bind[lower_volume]      = XF86AudioLowerVolume 
_____________________________________________________________________________________________
“Maybe you have some bird ideas... Maybe that's the best you can do.” - Terry A. Davis (R.I.P Percival)
vain
Long time nixers
The version without a PID file:

Code:
#!/bin/sh                                                                                                

Volume() {
    ...
    # they all stay the same
    ...
}

...

Update() {
    echo "$(Weather) | $(Pkgs) | $(Battery) | $(Volume)"
}

trap true USR1

while :
do
    Update
    sleep 60 &
    wait $!
done

Let’s say, you saved this as "update_bar.sh". Your key binds would then look like this:

Code:
# Volume Keys
program[raise_volume] = mixerctl -w outputs.master+=12 && pkill -USR1 '^update_bar.sh$'
...

Saves you the trouble of dealing with a PID file, which can contain a wrong PID. This version uses "pkill" to scan through all running processes and send the signal to the ones matching the pattern.

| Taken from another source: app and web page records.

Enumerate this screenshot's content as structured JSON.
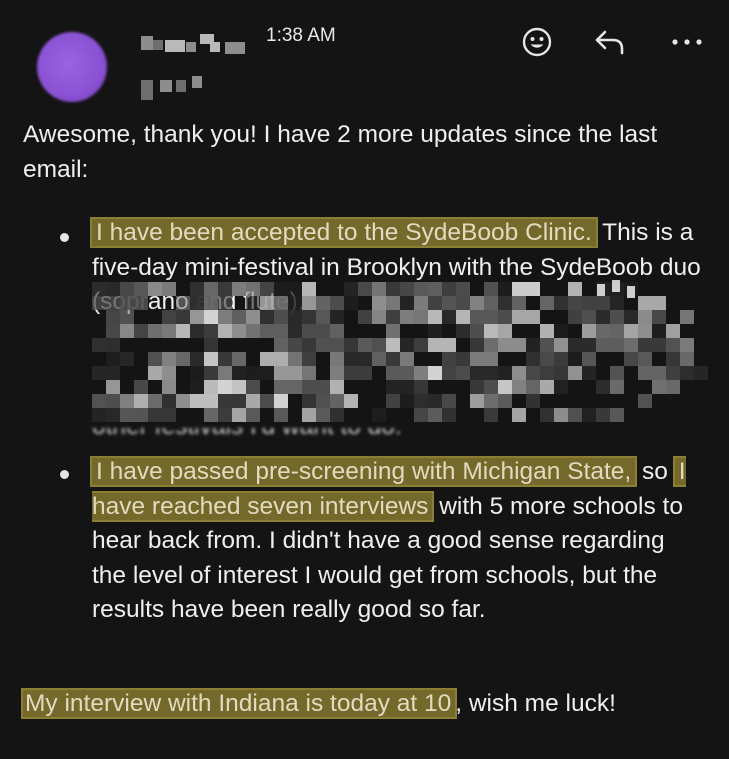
{
  "message": {
    "sender_name_redacted": true,
    "time": "1:38 AM",
    "actions": {
      "emoji_icon": "emoji-smile-icon",
      "reply_icon": "reply-arrow-icon",
      "more_icon": "more-dots-icon",
      "more_label": "•••"
    },
    "intro": "Awesome, thank you! I have 2 more updates since the last email:",
    "bullets": [
      {
        "highlight_1": "I have been accepted to the SydeBoob Clinic.",
        "text_1": " This is a five-day mini-festival in Brooklyn with the SydeBoob duo (soprano and flute).",
        "redacted_tail": "other festivals I'd want to do."
      },
      {
        "highlight_1": "I have passed pre-screening with Michigan State,",
        "text_1": " so ",
        "highlight_2": "I have reached seven interviews",
        "text_2": " with 5 more schools to hear back from. I didn't have a good sense regarding the level of interest I would get from schools, but the results have been really good so far."
      }
    ],
    "closing_highlight": "My interview with Indiana is today at 10",
    "closing_text": ", wish me luck!"
  }
}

(This still assumes that spectrwm runs key binds using "sh -c ...". Don’t know if that’s true.)
Ramiferous
Nixers
Yeah, this actually makes sense to me. I will try this later tonight and let you know if it worked. Cheers
_____________________________________________________________________________________________
“Maybe you have some bird ideas... Maybe that's the best you can do.” - Terry A. Davis (R.I.P Percival)
Ramiferous
Nixers
So it would appear that this does not work for me... Perhaps because the bar.sh is called by spectrwm itself and is only reloaded when the wm itself is reloaded? I'll try and find a way around it.
_____________________________________________________________________________________________
“Maybe you have some bird ideas... Maybe that's the best you can do.” - Terry A. Davis (R.I.P Percival)